◆ Entries from a dataset of interfaces
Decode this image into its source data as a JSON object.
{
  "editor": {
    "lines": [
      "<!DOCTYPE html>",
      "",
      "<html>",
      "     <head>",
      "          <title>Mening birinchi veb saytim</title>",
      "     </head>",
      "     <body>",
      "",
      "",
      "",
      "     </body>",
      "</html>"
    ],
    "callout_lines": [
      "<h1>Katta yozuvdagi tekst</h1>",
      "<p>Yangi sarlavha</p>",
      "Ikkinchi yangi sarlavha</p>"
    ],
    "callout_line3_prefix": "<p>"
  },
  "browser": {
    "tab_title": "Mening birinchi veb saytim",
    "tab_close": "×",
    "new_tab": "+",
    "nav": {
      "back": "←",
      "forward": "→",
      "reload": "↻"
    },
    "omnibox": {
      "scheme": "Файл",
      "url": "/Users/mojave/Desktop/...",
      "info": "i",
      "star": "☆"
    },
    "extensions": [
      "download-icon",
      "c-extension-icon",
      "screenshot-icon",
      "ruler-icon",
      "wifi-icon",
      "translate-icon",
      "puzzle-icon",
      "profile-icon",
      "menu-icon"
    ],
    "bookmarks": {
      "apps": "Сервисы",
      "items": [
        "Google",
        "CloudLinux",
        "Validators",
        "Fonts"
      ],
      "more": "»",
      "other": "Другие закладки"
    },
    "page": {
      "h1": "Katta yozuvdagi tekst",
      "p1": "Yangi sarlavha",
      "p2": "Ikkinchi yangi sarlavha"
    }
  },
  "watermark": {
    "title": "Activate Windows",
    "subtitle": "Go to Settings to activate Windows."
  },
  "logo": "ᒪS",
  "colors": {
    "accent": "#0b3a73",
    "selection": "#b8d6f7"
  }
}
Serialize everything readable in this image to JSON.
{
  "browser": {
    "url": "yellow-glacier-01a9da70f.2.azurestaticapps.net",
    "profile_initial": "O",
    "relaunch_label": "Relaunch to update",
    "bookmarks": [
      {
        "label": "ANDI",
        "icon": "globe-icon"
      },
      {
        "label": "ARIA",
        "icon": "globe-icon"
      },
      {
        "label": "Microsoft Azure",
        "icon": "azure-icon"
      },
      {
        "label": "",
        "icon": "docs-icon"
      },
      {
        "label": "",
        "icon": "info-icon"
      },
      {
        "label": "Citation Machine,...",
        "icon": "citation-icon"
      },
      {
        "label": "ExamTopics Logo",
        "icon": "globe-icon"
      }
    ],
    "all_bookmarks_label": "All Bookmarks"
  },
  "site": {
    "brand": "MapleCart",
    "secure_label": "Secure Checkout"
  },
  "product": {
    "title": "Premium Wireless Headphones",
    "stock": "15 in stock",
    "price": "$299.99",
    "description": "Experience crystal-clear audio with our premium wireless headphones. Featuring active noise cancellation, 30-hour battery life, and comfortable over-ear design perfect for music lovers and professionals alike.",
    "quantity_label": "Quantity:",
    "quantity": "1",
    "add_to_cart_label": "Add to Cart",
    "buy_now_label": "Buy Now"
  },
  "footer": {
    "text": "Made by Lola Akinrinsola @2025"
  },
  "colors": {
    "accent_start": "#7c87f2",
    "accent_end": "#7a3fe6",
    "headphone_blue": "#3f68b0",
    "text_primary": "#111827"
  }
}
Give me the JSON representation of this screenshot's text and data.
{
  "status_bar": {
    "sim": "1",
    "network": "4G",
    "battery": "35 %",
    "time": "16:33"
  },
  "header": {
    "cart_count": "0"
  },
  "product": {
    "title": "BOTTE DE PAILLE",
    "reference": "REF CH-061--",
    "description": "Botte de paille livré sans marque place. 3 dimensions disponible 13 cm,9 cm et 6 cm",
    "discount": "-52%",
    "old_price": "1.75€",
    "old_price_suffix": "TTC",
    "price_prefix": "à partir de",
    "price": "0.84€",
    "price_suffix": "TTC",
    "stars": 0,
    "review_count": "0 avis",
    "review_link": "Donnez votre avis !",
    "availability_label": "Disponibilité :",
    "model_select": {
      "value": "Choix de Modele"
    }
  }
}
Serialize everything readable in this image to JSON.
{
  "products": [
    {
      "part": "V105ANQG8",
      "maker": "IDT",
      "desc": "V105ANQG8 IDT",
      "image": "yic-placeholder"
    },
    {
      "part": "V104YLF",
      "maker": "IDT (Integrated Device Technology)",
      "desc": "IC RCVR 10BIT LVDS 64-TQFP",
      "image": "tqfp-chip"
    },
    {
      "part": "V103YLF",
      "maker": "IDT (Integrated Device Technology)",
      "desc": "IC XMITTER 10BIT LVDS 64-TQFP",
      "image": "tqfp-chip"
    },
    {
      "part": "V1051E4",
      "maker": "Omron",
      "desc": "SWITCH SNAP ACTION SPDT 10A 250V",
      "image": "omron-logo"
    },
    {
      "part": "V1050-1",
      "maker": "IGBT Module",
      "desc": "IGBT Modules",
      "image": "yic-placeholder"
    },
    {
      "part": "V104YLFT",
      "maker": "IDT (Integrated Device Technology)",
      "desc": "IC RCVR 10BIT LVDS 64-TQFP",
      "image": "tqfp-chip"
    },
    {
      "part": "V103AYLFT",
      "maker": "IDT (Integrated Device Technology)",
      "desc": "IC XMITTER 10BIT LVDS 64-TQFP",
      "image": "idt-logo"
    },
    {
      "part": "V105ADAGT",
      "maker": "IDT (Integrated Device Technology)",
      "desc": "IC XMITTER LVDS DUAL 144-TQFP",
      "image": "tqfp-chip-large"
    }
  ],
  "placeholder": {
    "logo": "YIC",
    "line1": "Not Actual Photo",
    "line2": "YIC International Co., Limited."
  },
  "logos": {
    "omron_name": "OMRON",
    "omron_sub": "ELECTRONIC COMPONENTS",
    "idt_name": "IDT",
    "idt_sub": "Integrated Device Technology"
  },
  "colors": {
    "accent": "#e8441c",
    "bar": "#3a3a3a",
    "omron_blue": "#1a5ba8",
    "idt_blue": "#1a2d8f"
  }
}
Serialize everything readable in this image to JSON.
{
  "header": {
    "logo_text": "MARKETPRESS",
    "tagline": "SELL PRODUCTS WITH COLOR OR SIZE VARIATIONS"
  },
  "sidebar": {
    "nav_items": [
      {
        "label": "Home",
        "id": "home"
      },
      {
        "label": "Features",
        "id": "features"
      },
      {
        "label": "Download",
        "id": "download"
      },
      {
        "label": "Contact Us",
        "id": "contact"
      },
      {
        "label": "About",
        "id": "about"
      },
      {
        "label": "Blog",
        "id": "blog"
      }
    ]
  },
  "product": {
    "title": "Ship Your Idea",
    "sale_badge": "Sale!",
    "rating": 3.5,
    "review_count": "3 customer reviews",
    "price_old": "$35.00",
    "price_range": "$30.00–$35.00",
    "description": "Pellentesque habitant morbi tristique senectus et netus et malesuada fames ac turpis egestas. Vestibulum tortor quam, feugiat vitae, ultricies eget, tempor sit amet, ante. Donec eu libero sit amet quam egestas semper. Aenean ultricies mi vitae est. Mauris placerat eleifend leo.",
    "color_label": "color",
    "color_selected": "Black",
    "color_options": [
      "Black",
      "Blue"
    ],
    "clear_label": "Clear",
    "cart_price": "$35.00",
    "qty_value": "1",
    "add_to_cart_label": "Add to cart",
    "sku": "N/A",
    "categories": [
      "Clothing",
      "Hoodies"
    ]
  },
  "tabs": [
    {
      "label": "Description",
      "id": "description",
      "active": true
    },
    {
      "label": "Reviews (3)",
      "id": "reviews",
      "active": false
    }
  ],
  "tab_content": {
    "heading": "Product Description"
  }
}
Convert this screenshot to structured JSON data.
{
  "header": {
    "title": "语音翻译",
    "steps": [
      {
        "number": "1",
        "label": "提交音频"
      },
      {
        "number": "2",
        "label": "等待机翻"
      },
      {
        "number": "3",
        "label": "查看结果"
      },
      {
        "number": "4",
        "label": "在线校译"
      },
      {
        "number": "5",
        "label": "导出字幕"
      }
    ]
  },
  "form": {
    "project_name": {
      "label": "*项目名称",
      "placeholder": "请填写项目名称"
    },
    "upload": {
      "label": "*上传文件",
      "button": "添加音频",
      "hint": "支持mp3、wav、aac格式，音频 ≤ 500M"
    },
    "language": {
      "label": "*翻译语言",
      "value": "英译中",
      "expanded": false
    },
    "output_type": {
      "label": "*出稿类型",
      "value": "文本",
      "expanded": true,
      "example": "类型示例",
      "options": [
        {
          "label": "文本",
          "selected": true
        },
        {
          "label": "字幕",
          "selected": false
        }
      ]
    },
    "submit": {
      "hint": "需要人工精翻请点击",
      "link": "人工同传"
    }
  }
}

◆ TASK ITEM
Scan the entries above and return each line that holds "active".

◆ RESPONSE
    "description": "Experience crystal-clear audio with our premium wireless headphones. Featuring active noise cancellation, 30-hour battery life, and comfortable over-ear design perfect for music lovers and professionals alike.",
      "active": true
      "active": false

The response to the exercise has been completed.